(Stored items from a collection)
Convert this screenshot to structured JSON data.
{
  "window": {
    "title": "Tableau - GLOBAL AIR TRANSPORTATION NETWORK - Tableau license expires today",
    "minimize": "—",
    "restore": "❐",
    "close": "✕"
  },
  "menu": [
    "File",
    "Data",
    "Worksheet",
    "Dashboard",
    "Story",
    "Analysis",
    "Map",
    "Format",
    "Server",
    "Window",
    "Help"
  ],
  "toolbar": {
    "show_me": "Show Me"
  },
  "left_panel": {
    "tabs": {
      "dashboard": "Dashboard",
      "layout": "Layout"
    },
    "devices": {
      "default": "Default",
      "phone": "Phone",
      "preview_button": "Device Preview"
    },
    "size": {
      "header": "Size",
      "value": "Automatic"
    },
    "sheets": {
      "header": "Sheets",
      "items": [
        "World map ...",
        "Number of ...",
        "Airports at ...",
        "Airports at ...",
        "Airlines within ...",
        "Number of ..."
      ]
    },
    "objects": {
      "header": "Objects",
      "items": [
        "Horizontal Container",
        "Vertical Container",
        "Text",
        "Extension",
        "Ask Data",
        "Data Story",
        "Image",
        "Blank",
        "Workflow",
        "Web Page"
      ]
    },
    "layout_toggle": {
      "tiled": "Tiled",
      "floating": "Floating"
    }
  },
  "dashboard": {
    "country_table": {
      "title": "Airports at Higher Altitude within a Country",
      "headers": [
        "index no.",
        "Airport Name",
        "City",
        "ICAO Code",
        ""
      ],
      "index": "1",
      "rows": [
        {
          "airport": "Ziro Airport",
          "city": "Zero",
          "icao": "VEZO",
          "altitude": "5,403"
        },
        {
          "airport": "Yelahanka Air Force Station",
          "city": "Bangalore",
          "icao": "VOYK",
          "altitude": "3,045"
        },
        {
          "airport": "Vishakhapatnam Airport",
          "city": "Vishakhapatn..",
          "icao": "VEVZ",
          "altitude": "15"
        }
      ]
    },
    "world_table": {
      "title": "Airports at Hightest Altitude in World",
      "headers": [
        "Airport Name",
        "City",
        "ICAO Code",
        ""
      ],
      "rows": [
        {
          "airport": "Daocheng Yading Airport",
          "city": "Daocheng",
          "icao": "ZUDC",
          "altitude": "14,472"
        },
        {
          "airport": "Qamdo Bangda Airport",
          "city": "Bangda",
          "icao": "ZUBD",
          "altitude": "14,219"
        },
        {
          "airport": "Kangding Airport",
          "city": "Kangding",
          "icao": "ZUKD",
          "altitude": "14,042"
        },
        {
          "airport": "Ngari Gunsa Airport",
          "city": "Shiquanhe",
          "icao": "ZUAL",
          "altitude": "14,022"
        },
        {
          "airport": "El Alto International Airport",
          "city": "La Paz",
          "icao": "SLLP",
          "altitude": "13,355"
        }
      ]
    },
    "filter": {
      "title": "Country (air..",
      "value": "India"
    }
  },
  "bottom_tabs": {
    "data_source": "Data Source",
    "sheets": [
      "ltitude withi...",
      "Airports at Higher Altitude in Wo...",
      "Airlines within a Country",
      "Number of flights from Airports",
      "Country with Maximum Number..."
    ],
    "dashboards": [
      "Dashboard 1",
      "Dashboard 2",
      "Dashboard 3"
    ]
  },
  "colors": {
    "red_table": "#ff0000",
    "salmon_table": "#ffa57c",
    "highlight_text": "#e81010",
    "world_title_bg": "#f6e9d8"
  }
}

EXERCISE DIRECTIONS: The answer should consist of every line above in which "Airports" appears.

RESULT FOR THIS TASK:
        "Airports at ...",
        "Airports at ...",
      "title": "Airports at Higher Altitude within a Country",
      "title": "Airports at Hightest Altitude in World",
      "Airports at Higher Altitude in Wo...",
      "Number of flights from Airports",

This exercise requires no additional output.